How to Stop Gambling
Gambling is a risky activity that can result in a lot of losses. It can be a great way to have fun but it is also an addiction that may affect your finances, relationships and even your health.
The first step to stopping gambling is to identify whether you have a problem. You can get help with this from your family and friends, or by seeking professional counselling. Counselling can help you understand why you are gambling and how it affects your life, as well as consider options to stop your behavior.
Understanding why you gamble can help you change your behaviour and avoid harmful or addictive patterns. It can also give you a greater appreciation for the positive benefits of gambling.
Having a positive relationship with gambling can help you manage your finances better. You can set boundaries for how much money you spend on gambling and only play with money you can afford to lose.
Gambling is an important social and economic activity that helps a community in many ways. It creates jobs, provides tax revenue and can attract tourism. It also helps to improve the quality of local services and infrastructure, as well as provide opportunities for charitable donations.
There are several types of gambling: rudimentary games of chance, lottery-type games, sports betting and the casino. Each type of gambling has its own benefits and risks.
When gambling is legalized and regulated, it can bring significant economic benefits to a community. The revenue from the gambling industry can be used to invest in public infrastructure, healthcare and education.
In the United States, the state-sponsored gambling industry generates huge amounts of revenue. However, growth in gaming revenue is slowing. This is partly due to weak economic conditions and concerns over the social costs of pathological gambling, according to the Rockefeller Institute for Research in Economics.

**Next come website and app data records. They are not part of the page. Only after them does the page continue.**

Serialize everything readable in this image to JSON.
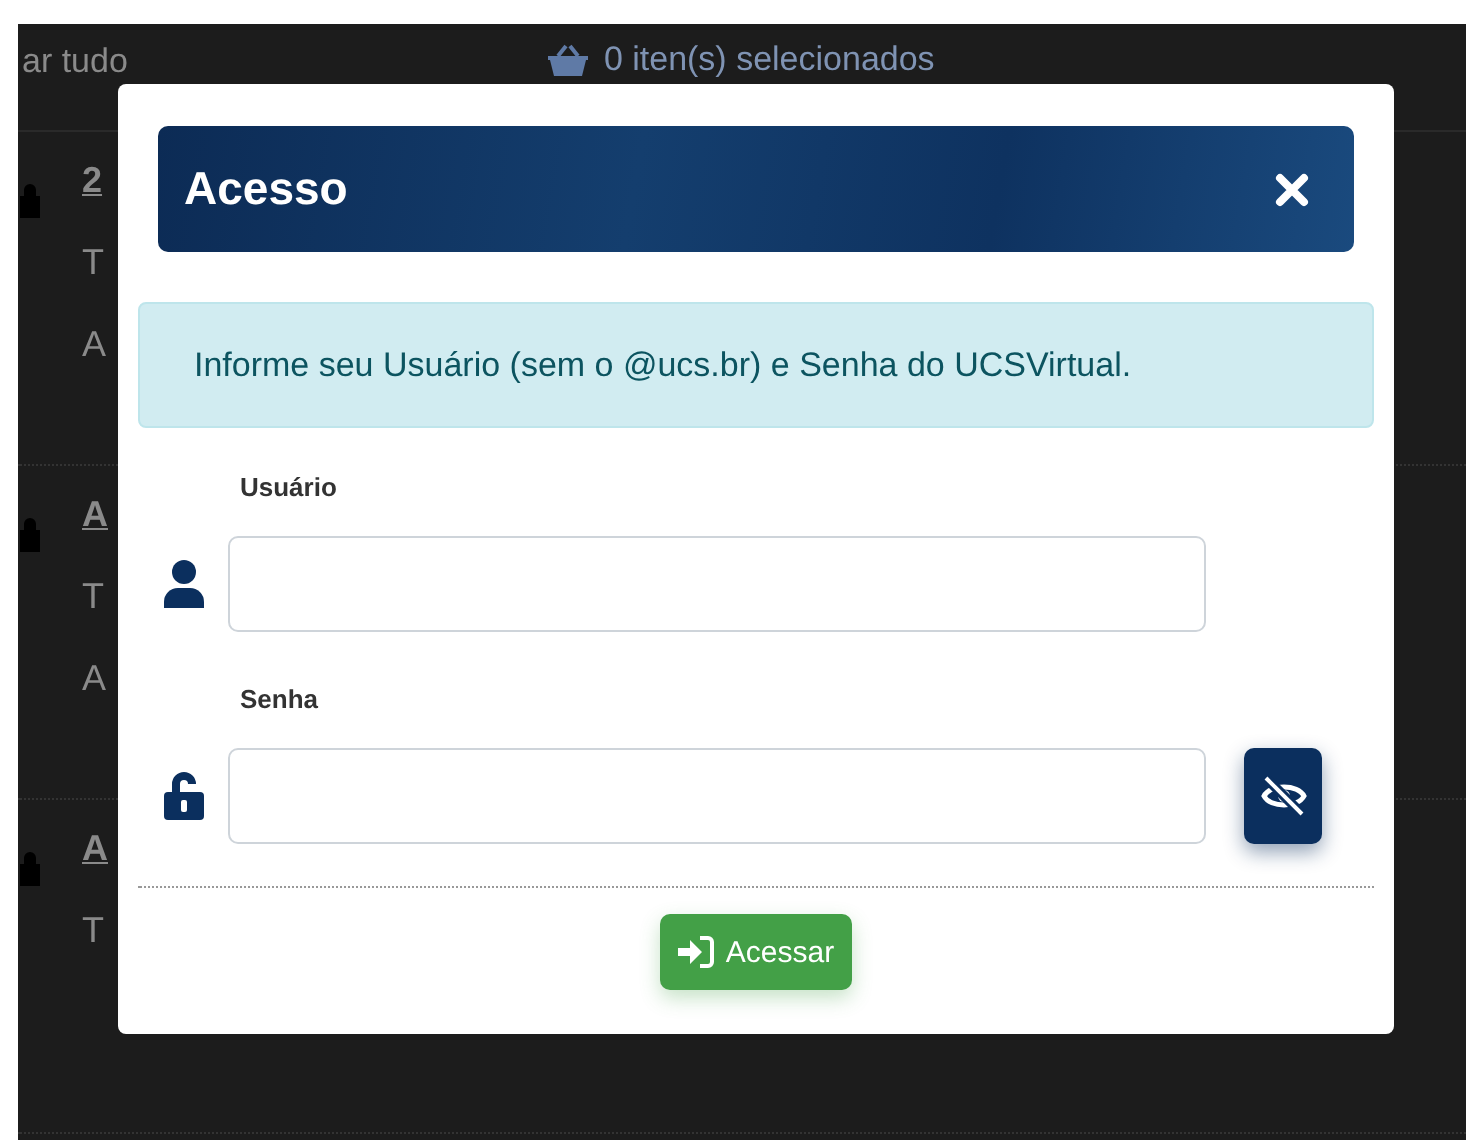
{
  "background": {
    "select_all_fragment": "ar tudo",
    "selection_count": "0 iten(s) selecionados",
    "items": [
      {
        "title": "2",
        "lines": [
          "T",
          "A"
        ]
      },
      {
        "title": "A",
        "lines": [
          "T",
          "A"
        ]
      },
      {
        "title": "A",
        "lines": [
          "T"
        ]
      }
    ]
  },
  "modal": {
    "title": "Acesso",
    "message": "Informe seu Usuário (sem o @ucs.br) e Senha do UCSVirtual.",
    "fields": [
      {
        "kind": "text",
        "label": "Usuário"
      },
      {
        "kind": "password",
        "label": "Senha"
      }
    ],
    "submit": "Acessar"
  }
}
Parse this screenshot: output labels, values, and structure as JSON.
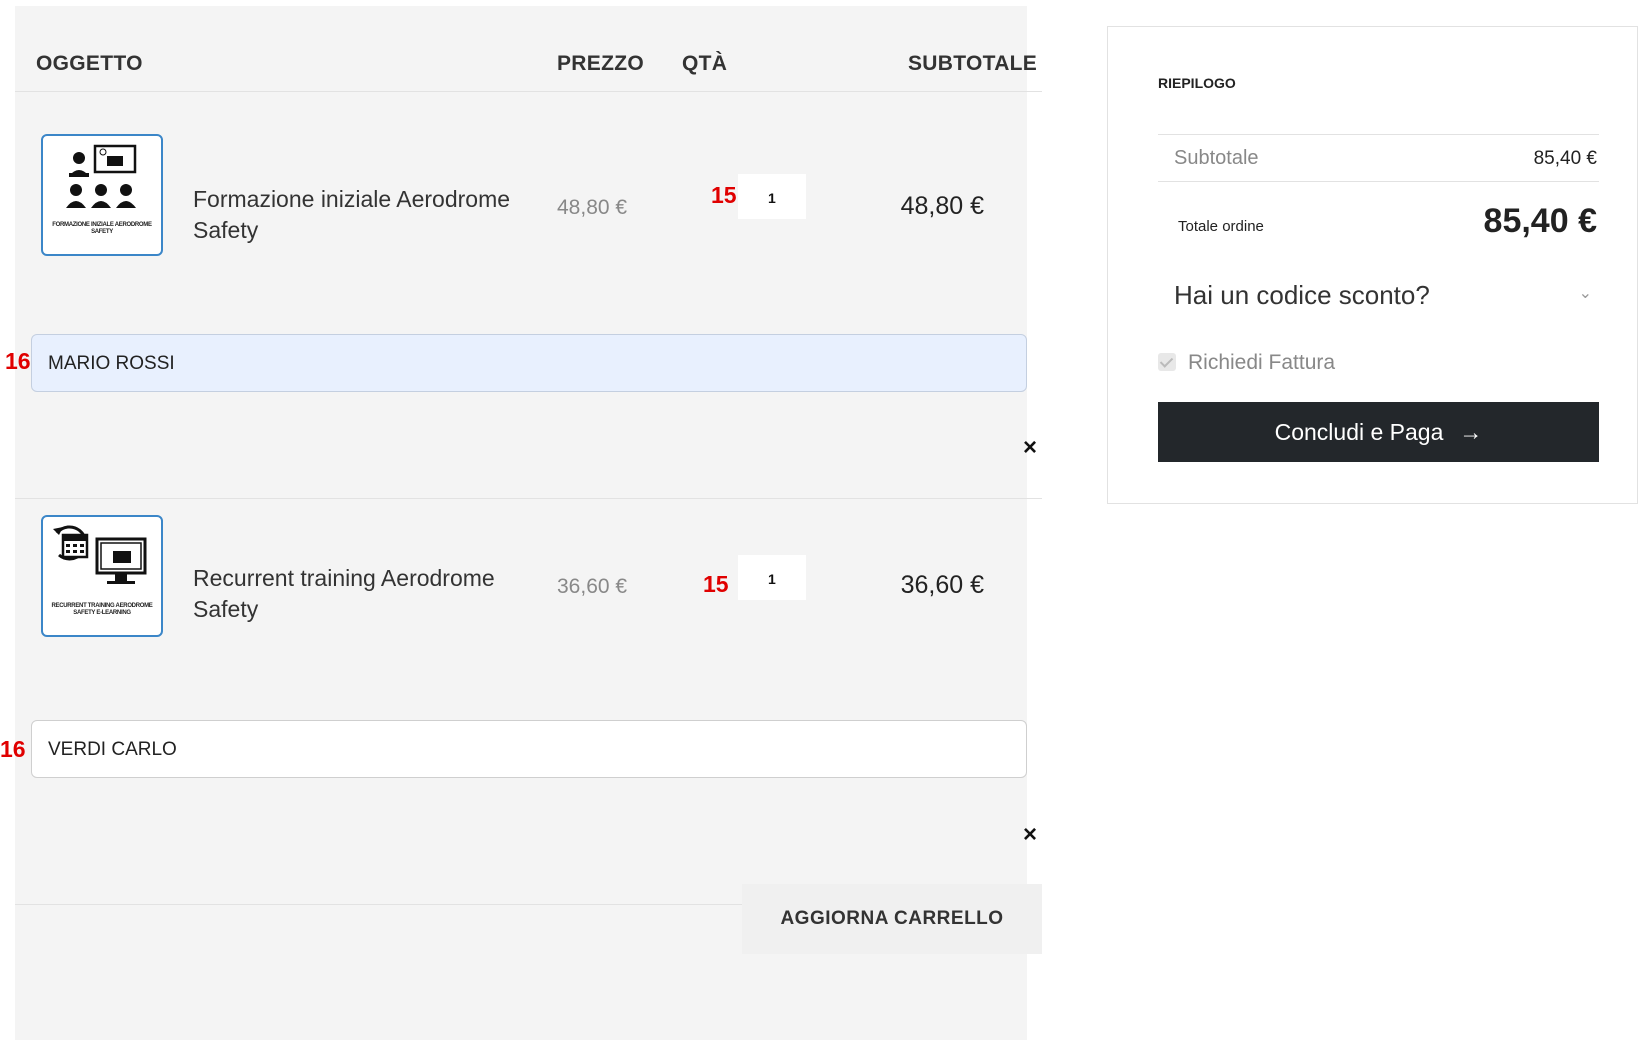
{
  "table_header": {
    "item": "OGGETTO",
    "price": "PREZZO",
    "qty": "QTÀ",
    "subtotal": "SUBTOTALE"
  },
  "items": [
    {
      "name": "Formazione iniziale Aerodrome Safety",
      "price": "48,80 €",
      "qty_marker": "15",
      "qty": "1",
      "subtotal": "48,80 €",
      "attendee_marker": "16",
      "attendee": "MARIO ROSSI",
      "remove": "×",
      "thumb_caption": "FORMAZIONE INIZIALE AERODROME SAFETY",
      "thumb_icon": "classroom-icon"
    },
    {
      "name": "Recurrent training Aerodrome Safety",
      "price": "36,60 €",
      "qty_marker": "15",
      "qty": "1",
      "subtotal": "36,60 €",
      "attendee_marker": "16",
      "attendee": "VERDI CARLO",
      "remove": "×",
      "thumb_caption": "RECURRENT TRAINING AERODROME SAFETY E-LEARNING",
      "thumb_icon": "elearning-icon"
    }
  ],
  "update_cart": "AGGIORNA CARRELLO",
  "summary": {
    "title": "RIEPILOGO",
    "subtotal_label": "Subtotale",
    "subtotal_value": "85,40 €",
    "total_label": "Totale ordine",
    "total_value": "85,40 €",
    "discount_label": "Hai un codice sconto?",
    "invoice_label": "Richiedi Fattura",
    "pay_button": "Concludi e Paga",
    "pay_arrow": "→"
  },
  "colors": {
    "marker": "#e00000",
    "thumb_border": "#3b86c8",
    "pay_button": "#23272b"
  }
}
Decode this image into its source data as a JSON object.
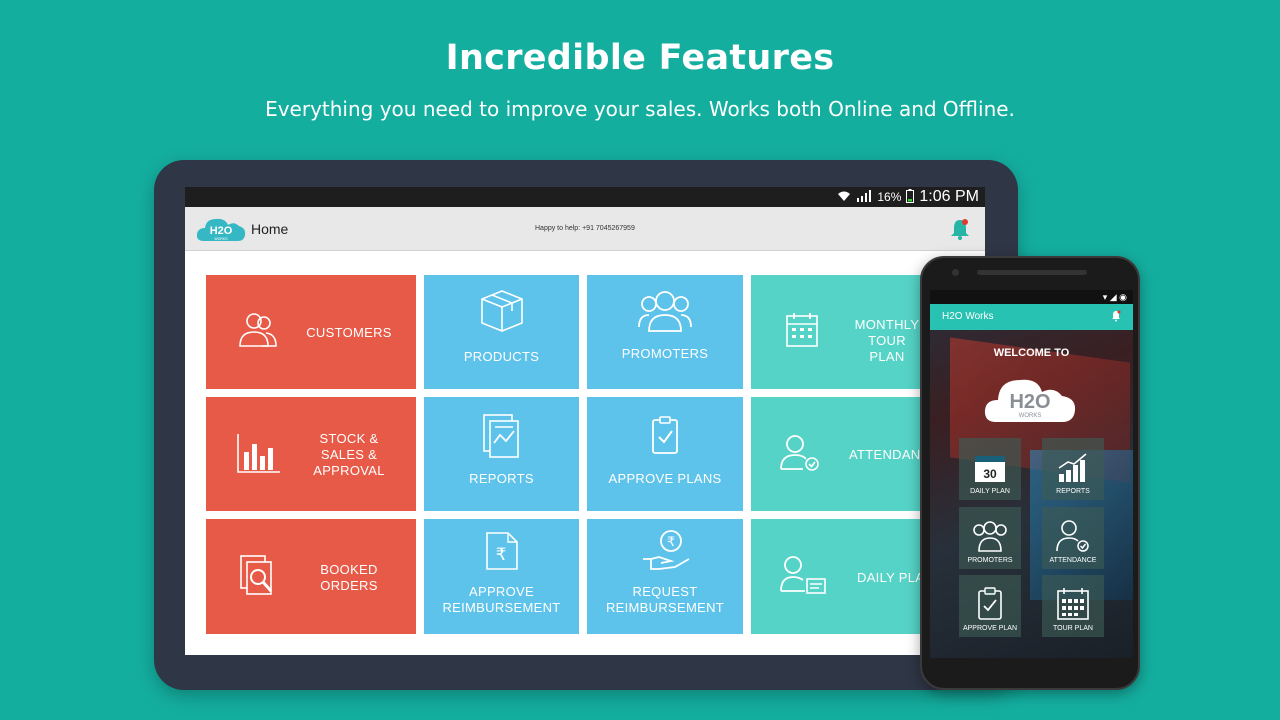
{
  "hero": {
    "title": "Incredible Features",
    "subtitle": "Everything you need to improve your sales. Works both Online and Offline."
  },
  "tablet": {
    "status": {
      "battery": "16%",
      "time": "1:06 PM"
    },
    "appbar": {
      "logo_text": "H2O",
      "logo_sub": "WORKS",
      "title": "Home",
      "help": "Happy to help: +91 7045267959"
    },
    "tiles": {
      "customers": "CUSTOMERS",
      "stock": "STOCK &\nSALES &\nAPPROVAL",
      "booked": "BOOKED\nORDERS",
      "products": "PRODUCTS",
      "reports": "REPORTS",
      "approve_reimb": "APPROVE\nREIMBURSEMENT",
      "promoters": "PROMOTERS",
      "approve_plans": "APPROVE PLANS",
      "request_reimb": "REQUEST\nREIMBURSEMENT",
      "monthly": "MONTHLY TOUR\nPLAN",
      "attendance": "ATTENDANCE",
      "daily": "DAILY PLAN"
    }
  },
  "phone": {
    "appbar_title": "H2O Works",
    "welcome": "WELCOME TO",
    "logo_text": "H2O",
    "logo_sub": "WORKS",
    "calendar_day": "30",
    "tiles": {
      "daily_plan": "DAILY PLAN",
      "reports": "REPORTS",
      "promoters": "PROMOTERS",
      "attendance": "ATTENDANCE",
      "approve_plan": "APPROVE PLAN",
      "tour_plan": "TOUR PLAN"
    }
  },
  "colors": {
    "background": "#14ae9f",
    "red": "#e85a48",
    "blue": "#5ec3ea",
    "teal": "#55d3c6",
    "appbar_teal": "#27c2b1"
  }
}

Despite these negative consequences, the legalized gambling industry is still a major source of tax revenue and brings substantial economic benefits to some communities. The question is which is more important – the economic and social benefits of legalized gambling or the financial losses caused by pathological gambling?
The cost of gambling includes not only the cash spent on bets but also the opportunity cost of spending time on gambling and the emotional costs associated with gambling. In addition, the resulting stress and anxiety can cause a number of health problems, including depression and alcohol abuse.
A person who has a gambling problem should seek help immediately to stop their behavior. The sooner you get help, the faster you can recover from your problem.
It can be difficult to stop gambling because it is a form of addiction that is hard to break. The most important thing is to find support from people you trust and love.
There are many support groups, such as Gamblers Anonymous and Al-Anon, to help you recover from your gambling habits. These groups are led by former gamblers and can be a valuable resource in your journey to recovery.